- _What you have to do_
Report back each line of the records that contains the string "Normal".

[Opening Data to process section]

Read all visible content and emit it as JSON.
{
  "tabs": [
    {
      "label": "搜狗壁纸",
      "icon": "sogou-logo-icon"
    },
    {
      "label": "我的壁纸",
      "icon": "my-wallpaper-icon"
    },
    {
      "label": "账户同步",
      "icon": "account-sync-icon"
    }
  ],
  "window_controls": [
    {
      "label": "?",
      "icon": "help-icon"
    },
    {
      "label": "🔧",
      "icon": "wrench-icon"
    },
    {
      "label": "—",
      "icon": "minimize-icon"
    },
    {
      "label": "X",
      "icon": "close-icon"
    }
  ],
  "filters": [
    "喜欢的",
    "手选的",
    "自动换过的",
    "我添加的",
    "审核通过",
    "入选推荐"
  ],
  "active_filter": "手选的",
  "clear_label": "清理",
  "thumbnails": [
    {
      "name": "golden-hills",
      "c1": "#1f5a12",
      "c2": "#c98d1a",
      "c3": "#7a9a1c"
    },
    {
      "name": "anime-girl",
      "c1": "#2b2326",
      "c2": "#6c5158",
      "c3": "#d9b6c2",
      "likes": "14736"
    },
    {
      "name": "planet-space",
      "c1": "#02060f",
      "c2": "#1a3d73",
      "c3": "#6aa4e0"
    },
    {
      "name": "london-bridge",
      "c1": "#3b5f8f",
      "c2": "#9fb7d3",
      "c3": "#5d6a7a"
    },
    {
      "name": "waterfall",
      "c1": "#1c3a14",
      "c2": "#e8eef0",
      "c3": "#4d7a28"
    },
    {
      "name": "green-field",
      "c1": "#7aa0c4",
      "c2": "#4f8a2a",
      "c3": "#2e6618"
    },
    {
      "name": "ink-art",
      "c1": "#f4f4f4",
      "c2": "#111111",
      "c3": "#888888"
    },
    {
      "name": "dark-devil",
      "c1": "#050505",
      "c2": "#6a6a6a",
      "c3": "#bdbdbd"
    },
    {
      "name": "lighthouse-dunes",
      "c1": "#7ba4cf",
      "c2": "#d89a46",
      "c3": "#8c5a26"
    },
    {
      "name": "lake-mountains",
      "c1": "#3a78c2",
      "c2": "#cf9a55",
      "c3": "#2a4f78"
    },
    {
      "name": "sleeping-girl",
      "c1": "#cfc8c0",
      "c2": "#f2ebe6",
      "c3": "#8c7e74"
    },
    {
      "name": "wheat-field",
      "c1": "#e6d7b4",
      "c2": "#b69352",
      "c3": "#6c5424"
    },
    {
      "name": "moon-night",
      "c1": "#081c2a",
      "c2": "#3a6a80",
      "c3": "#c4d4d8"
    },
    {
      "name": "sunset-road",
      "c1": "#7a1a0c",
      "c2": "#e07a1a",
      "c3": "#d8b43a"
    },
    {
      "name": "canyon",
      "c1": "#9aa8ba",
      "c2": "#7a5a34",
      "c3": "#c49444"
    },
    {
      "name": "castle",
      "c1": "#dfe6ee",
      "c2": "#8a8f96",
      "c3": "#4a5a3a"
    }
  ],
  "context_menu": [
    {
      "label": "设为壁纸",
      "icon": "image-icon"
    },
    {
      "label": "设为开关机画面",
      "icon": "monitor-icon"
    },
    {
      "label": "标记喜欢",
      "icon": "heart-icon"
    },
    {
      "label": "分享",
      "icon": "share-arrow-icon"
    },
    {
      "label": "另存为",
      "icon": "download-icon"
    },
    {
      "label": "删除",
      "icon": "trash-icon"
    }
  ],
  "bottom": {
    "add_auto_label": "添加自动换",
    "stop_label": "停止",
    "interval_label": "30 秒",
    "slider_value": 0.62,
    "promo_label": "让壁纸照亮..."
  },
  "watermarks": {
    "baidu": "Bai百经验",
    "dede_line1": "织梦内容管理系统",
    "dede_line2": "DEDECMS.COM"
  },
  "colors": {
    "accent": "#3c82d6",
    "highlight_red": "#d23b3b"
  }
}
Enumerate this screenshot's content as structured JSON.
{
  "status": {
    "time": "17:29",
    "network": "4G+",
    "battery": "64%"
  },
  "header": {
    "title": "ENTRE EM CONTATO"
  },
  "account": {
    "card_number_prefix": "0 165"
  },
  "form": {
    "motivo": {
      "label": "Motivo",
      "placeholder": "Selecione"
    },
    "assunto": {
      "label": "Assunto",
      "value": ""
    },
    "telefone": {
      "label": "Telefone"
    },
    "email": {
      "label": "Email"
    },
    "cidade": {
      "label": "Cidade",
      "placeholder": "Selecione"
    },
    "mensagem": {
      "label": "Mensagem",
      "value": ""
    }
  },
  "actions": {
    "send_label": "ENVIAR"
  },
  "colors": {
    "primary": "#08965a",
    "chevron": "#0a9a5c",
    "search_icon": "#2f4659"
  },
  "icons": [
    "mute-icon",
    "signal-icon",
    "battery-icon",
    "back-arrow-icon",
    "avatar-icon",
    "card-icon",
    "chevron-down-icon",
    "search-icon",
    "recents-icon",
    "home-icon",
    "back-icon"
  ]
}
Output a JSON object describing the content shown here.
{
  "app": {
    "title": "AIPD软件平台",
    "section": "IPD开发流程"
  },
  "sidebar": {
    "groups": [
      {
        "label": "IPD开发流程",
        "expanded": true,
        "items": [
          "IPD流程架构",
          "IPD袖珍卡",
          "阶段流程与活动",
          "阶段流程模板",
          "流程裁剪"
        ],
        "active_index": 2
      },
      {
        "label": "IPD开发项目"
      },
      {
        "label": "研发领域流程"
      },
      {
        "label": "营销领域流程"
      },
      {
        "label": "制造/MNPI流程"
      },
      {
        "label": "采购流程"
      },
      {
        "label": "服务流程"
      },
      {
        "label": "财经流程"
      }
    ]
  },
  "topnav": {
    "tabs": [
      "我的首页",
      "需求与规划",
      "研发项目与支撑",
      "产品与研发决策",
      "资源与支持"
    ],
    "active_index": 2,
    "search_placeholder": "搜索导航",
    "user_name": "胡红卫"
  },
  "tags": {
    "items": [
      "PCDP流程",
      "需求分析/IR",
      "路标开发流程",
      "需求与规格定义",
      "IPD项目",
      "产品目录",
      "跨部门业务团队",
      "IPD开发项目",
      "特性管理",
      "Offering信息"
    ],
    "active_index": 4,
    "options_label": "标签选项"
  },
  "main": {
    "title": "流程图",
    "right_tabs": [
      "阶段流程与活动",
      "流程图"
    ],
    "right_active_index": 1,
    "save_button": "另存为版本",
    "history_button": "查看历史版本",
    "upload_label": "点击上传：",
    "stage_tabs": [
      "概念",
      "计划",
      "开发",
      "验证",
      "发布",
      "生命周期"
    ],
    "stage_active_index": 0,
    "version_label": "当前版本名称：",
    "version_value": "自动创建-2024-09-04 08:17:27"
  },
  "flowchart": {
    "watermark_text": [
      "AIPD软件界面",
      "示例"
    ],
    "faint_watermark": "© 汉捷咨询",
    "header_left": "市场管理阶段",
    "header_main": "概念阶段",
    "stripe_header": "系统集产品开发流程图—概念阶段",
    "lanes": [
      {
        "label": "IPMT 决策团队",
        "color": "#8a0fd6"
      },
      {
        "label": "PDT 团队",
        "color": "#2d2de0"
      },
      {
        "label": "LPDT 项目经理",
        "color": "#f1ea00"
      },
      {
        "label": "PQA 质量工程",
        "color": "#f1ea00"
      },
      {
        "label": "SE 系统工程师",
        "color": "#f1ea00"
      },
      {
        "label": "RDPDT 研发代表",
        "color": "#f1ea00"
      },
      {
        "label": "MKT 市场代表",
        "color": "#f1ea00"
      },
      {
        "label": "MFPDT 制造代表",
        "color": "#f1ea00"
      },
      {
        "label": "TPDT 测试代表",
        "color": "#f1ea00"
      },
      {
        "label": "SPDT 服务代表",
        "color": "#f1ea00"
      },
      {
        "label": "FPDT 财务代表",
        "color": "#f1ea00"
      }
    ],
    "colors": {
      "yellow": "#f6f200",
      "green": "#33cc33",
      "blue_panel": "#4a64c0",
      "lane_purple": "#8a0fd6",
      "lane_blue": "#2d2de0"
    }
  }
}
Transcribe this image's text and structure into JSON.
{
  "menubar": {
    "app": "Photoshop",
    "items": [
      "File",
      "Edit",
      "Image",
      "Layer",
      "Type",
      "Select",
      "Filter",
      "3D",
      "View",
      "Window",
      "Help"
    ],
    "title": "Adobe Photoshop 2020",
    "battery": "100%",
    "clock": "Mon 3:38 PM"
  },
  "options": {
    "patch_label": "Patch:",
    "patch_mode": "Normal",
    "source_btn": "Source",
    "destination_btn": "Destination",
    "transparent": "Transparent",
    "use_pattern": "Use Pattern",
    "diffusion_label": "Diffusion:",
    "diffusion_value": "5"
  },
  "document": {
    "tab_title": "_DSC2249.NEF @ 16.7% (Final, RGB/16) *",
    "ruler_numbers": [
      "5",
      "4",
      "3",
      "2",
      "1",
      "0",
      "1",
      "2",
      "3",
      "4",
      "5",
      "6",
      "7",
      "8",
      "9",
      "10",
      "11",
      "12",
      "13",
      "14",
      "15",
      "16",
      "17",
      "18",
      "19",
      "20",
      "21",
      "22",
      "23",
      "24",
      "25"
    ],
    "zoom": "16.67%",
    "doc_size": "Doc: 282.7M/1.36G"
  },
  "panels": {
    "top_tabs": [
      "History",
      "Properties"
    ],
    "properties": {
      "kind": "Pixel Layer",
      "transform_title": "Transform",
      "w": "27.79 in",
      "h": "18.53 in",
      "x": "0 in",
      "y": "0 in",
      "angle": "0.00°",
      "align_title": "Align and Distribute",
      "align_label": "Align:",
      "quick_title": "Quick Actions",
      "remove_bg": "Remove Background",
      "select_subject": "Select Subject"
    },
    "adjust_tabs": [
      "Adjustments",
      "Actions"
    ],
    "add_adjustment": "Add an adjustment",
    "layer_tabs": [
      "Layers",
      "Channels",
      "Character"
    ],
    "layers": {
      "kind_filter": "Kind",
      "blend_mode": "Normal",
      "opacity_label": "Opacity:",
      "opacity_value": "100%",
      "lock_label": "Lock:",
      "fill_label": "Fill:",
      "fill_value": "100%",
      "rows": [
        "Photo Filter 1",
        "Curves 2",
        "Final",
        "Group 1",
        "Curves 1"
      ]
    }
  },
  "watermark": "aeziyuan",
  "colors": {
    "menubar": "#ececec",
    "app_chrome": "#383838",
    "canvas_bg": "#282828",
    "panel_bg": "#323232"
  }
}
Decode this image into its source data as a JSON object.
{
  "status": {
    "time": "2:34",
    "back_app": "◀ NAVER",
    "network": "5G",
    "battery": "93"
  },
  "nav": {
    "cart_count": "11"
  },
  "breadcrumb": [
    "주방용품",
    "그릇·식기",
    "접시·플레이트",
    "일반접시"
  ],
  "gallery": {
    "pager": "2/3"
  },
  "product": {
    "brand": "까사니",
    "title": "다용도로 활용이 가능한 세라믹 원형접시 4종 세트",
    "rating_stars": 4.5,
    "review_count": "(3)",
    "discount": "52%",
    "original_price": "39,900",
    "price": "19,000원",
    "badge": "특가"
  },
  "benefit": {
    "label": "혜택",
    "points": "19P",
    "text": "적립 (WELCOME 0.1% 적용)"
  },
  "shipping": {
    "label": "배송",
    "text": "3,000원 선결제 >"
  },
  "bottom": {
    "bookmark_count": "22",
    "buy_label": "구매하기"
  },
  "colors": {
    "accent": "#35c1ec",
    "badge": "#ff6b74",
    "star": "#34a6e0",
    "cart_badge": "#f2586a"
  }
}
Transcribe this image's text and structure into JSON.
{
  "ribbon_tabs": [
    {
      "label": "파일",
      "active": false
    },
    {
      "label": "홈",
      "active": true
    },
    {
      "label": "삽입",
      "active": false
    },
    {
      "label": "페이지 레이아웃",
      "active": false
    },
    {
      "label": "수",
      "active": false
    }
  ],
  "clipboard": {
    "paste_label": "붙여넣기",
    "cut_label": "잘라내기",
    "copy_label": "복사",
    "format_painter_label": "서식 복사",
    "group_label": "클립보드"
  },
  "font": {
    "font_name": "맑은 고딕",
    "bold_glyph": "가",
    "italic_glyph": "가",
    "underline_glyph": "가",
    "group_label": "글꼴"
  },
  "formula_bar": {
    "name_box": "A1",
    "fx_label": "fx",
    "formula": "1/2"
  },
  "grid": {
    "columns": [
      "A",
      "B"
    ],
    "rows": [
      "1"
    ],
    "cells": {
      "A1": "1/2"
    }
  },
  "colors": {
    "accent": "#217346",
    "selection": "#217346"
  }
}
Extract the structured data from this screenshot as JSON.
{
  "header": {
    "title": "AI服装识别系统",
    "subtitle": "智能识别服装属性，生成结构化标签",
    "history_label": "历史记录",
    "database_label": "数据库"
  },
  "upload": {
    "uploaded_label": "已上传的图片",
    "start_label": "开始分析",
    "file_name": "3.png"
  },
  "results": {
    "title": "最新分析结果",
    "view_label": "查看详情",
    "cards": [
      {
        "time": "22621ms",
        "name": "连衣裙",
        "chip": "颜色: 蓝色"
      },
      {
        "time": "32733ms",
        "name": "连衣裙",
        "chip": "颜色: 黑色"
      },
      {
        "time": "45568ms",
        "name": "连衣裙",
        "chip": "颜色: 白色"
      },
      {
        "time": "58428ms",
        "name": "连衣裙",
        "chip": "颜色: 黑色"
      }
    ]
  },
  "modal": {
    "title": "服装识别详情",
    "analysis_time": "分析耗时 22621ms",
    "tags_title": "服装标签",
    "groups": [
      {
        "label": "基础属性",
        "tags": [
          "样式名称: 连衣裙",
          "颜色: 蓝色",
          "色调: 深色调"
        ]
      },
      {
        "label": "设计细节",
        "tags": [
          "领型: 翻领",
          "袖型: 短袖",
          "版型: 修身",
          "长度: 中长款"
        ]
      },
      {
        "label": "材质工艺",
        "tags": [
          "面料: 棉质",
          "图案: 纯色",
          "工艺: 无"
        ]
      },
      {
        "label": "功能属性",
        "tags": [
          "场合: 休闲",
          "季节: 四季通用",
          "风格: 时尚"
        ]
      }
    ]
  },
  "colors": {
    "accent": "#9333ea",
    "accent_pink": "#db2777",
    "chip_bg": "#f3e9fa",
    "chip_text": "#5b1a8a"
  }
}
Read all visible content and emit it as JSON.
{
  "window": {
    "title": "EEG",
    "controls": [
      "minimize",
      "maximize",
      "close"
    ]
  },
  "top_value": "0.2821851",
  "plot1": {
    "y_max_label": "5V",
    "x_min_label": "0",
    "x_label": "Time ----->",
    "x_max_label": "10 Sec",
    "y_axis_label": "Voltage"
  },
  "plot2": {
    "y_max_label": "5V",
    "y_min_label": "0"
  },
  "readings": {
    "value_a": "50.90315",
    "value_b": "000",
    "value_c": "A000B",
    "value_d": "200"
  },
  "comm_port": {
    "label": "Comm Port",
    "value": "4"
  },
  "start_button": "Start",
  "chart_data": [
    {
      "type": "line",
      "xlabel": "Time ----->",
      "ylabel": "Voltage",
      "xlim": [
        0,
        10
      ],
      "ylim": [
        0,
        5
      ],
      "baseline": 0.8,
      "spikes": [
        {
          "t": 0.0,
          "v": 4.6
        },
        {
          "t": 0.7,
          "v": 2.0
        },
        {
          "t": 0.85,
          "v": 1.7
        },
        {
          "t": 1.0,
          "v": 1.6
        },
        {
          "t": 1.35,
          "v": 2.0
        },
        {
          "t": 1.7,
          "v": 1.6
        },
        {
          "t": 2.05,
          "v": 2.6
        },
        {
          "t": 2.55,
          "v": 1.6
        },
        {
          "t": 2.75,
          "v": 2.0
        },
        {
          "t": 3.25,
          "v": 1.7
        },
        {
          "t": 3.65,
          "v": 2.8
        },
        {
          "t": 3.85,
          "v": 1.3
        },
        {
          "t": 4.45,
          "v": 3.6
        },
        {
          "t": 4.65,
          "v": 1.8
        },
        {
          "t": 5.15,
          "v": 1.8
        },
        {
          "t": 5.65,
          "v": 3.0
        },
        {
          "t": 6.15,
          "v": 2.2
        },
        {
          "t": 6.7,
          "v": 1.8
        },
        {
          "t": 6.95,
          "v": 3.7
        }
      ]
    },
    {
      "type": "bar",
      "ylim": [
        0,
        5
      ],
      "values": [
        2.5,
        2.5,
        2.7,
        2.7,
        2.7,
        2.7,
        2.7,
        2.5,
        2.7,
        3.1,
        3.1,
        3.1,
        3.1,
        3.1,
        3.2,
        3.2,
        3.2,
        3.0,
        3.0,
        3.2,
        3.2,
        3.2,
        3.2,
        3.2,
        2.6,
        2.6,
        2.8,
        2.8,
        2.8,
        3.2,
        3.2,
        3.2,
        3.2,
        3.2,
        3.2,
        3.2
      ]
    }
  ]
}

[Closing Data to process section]

- _Worked solution_
    "patch_mode": "Normal",
      "blend_mode": "Normal",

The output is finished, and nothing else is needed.